The acclaimed Manjushree tea estate is nestled in the lush green mountains of Southern India. The high heat and humidity of this region, gives rise to the beautifully bold and characterful taste of this small leaf tea.
Exceptionally strong brew, with the uniquely delicious, malty flavour of Assam teas. Offering a bold, bright liquor this is the perfect flavoursome breakfast tea. It will go well with milk and has enough sweetness to stand on its own.
Leaf: Small rolled leaves with gold tips
Liquid: producing a bright amber colour.
Nose; strong earthy tea, great deep distinctive Assam aromas
Palate; Malt and nutty caramel notes a hint of plum, good sweetness. Powerful tannins with just a hint of the ginger Edinburgh rock.
Conclusion: A very typical strong tanic Assam. Great value, tasty with a long enjoyable finish. Good for second flush but for me a tad woody.
Price: Certainly great value at £4 for 50g.
I bough these in Caddies to store them and allow me to purchase refill sizes in future.
I purchased these from The London Teamakers
https://www.theteamakers.co.uk/. from whom they are available on their on line store. By buying from independents you will access quality teas which provide the most flavour and although more expensive it is a matter of quality. A balance all whisky fans are more than familiar with.
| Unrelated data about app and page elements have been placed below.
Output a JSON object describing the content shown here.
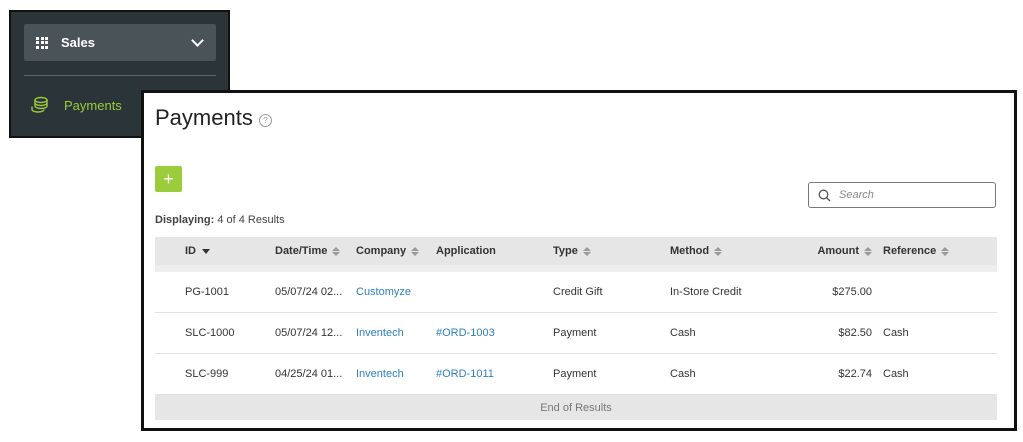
{
  "nav": {
    "section_label": "Sales",
    "section_icon": "grid-icon",
    "item_label": "Payments",
    "item_icon": "coins-icon",
    "accent": "#9ccb3b"
  },
  "page": {
    "title": "Payments",
    "help_icon": "?",
    "add_label": "+",
    "search_placeholder": "Search",
    "displaying_label": "Displaying:",
    "displaying_text": "4 of 4 Results",
    "end_text": "End of Results"
  },
  "table": {
    "headers": {
      "id": "ID",
      "date": "Date/Time",
      "company": "Company",
      "application": "Application",
      "type": "Type",
      "method": "Method",
      "amount": "Amount",
      "reference": "Reference"
    },
    "rows": [
      {
        "id": "PG-1001",
        "date": "05/07/24 02...",
        "company": "Customyze",
        "application": "",
        "type": "Credit Gift",
        "method": "In-Store Credit",
        "amount": "$275.00",
        "reference": ""
      },
      {
        "id": "SLC-1000",
        "date": "05/07/24 12...",
        "company": "Inventech",
        "application": "#ORD-1003",
        "type": "Payment",
        "method": "Cash",
        "amount": "$82.50",
        "reference": "Cash"
      },
      {
        "id": "SLC-999",
        "date": "04/25/24 01...",
        "company": "Inventech",
        "application": "#ORD-1011",
        "type": "Payment",
        "method": "Cash",
        "amount": "$22.74",
        "reference": "Cash"
      }
    ]
  }
}
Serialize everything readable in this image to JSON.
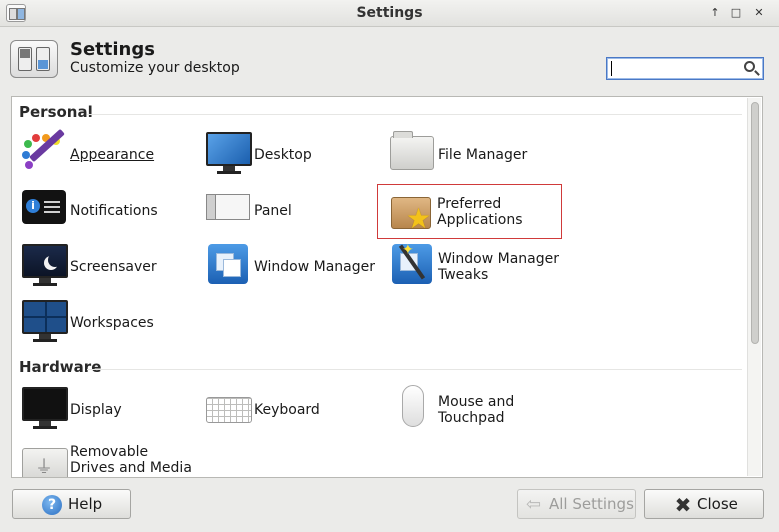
{
  "window": {
    "title": "Settings",
    "controls": [
      "↑",
      "□",
      "✕"
    ]
  },
  "header": {
    "title": "Settings",
    "subtitle": "Customize your desktop",
    "search_placeholder": ""
  },
  "sections": {
    "personal": "Personal",
    "hardware": "Hardware"
  },
  "items": {
    "appearance": "Appearance",
    "desktop": "Desktop",
    "file_manager": "File Manager",
    "notifications": "Notifications",
    "panel": "Panel",
    "preferred_applications": "Preferred\nApplications",
    "screensaver": "Screensaver",
    "window_manager": "Window Manager",
    "window_manager_tweaks": "Window Manager\nTweaks",
    "workspaces": "Workspaces",
    "display": "Display",
    "keyboard": "Keyboard",
    "mouse_touchpad": "Mouse and\nTouchpad",
    "removable_drives": "Removable\nDrives and Media"
  },
  "footer": {
    "help": "Help",
    "all_settings": "All Settings",
    "close": "Close"
  },
  "colors": {
    "selection_border": "#d03a3a",
    "focus_blue": "#4a78c5"
  },
  "icons": {
    "help": "help-icon",
    "back": "back-arrow-icon",
    "close": "close-x-icon"
  }
}
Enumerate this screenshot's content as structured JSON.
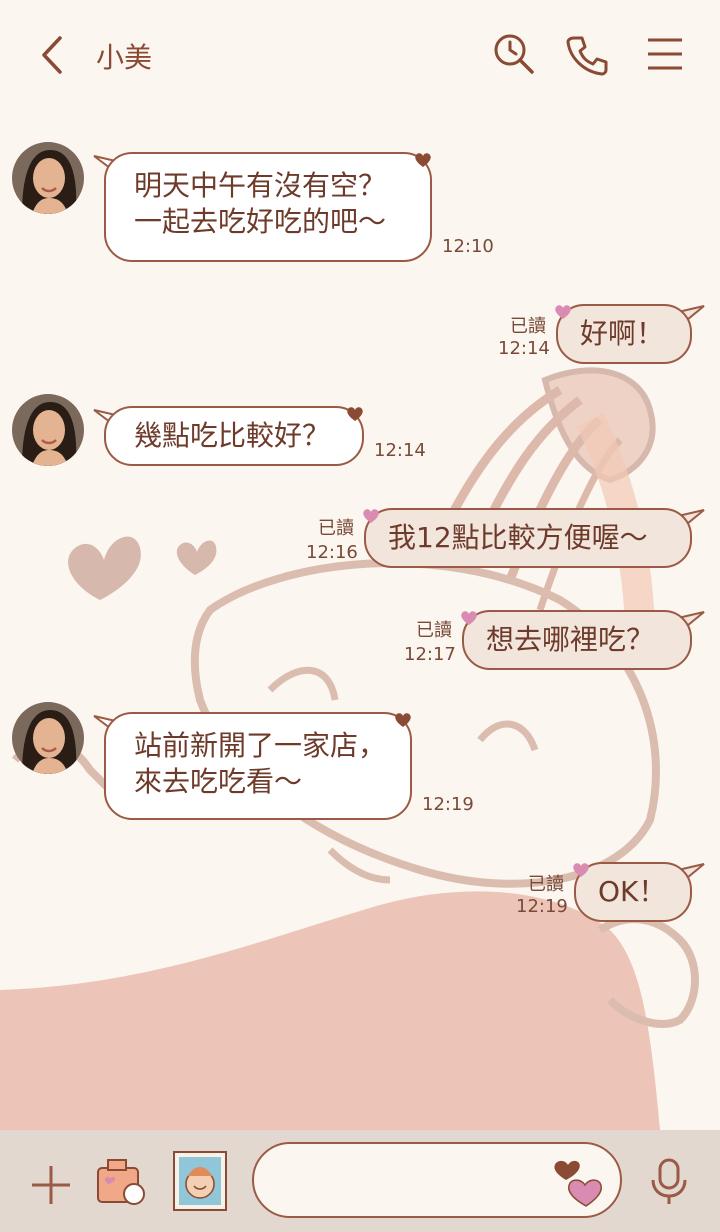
{
  "header": {
    "contact_name": "小美",
    "icons": [
      "back-icon",
      "search-icon",
      "phone-icon",
      "menu-icon"
    ]
  },
  "messages": [
    {
      "side": "in",
      "text": "明天中午有沒有空？\n一起去吃好吃的吧～",
      "time": "12:10",
      "read": ""
    },
    {
      "side": "out",
      "text": "好啊！",
      "time": "12:14",
      "read": "已讀"
    },
    {
      "side": "in",
      "text": "幾點吃比較好？",
      "time": "12:14",
      "read": ""
    },
    {
      "side": "out",
      "text": "我12點比較方便喔～",
      "time": "12:16",
      "read": "已讀"
    },
    {
      "side": "out",
      "text": "想去哪裡吃？",
      "time": "12:17",
      "read": "已讀"
    },
    {
      "side": "in",
      "text": "站前新開了一家店，\n來去吃吃看～",
      "time": "12:19",
      "read": ""
    },
    {
      "side": "out",
      "text": "OK！",
      "time": "12:19",
      "read": "已讀"
    }
  ],
  "composer": {
    "value": "",
    "icons": [
      "plus-icon",
      "camera-icon",
      "photo-icon",
      "sticker-icon",
      "mic-icon"
    ]
  },
  "colors": {
    "accent": "#9a5a45",
    "background": "#fbf6ef",
    "outgoing_bubble": "#f2e5dc",
    "incoming_bubble": "#ffffff",
    "bottom_bar": "#e3d8cf",
    "heart_pink": "#d98bb2",
    "heart_brown": "#8a4a33"
  }
}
I am able to enjoy the pleasures of practicing tasting all say leaving my whisky samples for later. The tea industry is as committed and expert as the whisky community. It is an equally pleasant and supportive one. Give tea a try expand your palate experience. Enjoy and let me know how you get on.